Directions for this task
Scan the records below for the word "icon" and give only the number of lines that hold it.

::: Data provided

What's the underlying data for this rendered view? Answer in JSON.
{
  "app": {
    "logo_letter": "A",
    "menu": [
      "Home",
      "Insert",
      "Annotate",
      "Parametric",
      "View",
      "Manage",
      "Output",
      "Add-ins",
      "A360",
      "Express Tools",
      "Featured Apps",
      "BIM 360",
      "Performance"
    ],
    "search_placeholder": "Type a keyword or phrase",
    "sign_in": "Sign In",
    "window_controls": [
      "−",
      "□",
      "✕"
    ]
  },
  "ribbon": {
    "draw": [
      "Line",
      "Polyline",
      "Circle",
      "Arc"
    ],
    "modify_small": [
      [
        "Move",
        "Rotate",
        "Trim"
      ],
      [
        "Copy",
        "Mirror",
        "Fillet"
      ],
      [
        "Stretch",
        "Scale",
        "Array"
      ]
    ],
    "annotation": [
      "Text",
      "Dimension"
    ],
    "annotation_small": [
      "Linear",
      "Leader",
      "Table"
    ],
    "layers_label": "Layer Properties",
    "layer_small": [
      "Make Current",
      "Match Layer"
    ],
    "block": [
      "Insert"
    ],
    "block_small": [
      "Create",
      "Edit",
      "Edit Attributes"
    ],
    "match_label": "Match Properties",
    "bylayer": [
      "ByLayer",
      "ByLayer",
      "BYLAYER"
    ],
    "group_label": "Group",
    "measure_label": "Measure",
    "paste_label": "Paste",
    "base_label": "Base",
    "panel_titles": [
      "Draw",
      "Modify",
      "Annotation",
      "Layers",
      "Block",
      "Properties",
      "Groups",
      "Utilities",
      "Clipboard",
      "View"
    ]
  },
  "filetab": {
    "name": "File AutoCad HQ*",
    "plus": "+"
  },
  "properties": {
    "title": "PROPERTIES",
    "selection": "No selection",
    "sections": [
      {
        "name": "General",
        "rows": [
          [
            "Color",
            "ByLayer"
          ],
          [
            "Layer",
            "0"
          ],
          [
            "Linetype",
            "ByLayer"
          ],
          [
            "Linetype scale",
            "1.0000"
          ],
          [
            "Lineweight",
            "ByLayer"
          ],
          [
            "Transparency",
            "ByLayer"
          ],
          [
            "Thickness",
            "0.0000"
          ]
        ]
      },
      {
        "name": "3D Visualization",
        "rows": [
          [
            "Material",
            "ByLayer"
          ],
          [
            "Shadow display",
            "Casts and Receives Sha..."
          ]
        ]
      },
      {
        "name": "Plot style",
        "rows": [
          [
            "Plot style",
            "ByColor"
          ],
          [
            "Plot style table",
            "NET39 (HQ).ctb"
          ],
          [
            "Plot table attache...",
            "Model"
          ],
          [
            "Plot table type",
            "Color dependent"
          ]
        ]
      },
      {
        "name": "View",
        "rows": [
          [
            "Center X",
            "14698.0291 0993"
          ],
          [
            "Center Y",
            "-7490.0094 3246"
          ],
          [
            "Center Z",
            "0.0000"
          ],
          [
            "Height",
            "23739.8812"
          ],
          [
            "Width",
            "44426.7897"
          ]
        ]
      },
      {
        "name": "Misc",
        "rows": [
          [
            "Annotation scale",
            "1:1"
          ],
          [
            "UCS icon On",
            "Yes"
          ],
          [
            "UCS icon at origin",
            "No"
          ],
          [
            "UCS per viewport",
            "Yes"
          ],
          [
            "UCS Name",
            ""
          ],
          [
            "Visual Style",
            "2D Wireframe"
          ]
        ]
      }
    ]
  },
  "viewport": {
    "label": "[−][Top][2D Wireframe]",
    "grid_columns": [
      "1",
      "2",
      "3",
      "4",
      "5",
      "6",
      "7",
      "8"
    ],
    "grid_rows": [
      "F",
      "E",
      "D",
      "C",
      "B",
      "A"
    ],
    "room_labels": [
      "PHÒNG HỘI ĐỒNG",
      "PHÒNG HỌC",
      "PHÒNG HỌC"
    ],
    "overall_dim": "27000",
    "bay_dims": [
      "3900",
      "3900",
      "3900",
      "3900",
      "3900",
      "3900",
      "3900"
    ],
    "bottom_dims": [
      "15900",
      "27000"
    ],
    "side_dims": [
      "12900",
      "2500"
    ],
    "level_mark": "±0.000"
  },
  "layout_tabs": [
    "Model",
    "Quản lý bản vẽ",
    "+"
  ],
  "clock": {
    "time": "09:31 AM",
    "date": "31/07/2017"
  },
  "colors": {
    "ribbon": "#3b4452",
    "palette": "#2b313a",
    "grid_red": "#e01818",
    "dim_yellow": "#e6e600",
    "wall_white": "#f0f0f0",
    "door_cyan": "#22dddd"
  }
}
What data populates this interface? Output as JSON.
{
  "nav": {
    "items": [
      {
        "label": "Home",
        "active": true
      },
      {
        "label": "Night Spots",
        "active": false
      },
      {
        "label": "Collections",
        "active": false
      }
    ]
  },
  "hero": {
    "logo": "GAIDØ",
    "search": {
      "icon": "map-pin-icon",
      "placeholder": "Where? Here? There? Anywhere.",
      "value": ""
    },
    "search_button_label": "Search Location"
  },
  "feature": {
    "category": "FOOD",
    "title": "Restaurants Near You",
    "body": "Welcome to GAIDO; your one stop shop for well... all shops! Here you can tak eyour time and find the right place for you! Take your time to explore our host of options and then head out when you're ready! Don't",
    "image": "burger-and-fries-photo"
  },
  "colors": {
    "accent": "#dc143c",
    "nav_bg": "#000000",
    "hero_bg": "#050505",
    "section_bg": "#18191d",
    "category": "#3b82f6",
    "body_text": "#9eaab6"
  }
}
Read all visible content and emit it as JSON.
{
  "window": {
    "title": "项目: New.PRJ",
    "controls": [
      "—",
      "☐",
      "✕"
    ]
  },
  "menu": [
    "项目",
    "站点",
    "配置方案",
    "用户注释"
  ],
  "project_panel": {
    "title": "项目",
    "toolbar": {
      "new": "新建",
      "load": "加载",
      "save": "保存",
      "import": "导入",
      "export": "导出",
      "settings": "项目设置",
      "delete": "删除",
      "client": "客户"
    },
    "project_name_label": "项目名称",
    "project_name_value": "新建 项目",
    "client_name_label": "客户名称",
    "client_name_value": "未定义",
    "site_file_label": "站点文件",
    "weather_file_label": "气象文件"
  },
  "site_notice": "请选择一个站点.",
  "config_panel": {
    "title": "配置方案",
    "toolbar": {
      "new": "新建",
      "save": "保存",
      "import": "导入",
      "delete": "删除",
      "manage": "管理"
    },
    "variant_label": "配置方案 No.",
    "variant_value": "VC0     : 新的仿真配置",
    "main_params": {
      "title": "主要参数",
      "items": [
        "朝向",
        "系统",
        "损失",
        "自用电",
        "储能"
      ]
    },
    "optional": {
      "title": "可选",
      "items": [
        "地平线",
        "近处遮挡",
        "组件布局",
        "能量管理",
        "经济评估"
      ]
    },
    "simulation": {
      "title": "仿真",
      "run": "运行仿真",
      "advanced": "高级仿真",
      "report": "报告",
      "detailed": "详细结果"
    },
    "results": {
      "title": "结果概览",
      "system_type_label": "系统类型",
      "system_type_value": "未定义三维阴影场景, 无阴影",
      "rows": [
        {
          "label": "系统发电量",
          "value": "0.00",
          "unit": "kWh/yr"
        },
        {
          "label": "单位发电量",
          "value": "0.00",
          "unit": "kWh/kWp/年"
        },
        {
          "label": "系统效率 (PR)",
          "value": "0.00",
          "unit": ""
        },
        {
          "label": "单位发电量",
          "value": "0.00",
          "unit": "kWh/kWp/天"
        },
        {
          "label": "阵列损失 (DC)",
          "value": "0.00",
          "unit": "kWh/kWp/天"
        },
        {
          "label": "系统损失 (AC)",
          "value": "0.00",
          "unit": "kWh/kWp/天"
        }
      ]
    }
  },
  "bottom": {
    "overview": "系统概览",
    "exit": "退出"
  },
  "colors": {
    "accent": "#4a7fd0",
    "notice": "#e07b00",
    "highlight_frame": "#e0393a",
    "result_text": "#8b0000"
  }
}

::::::

Task result
3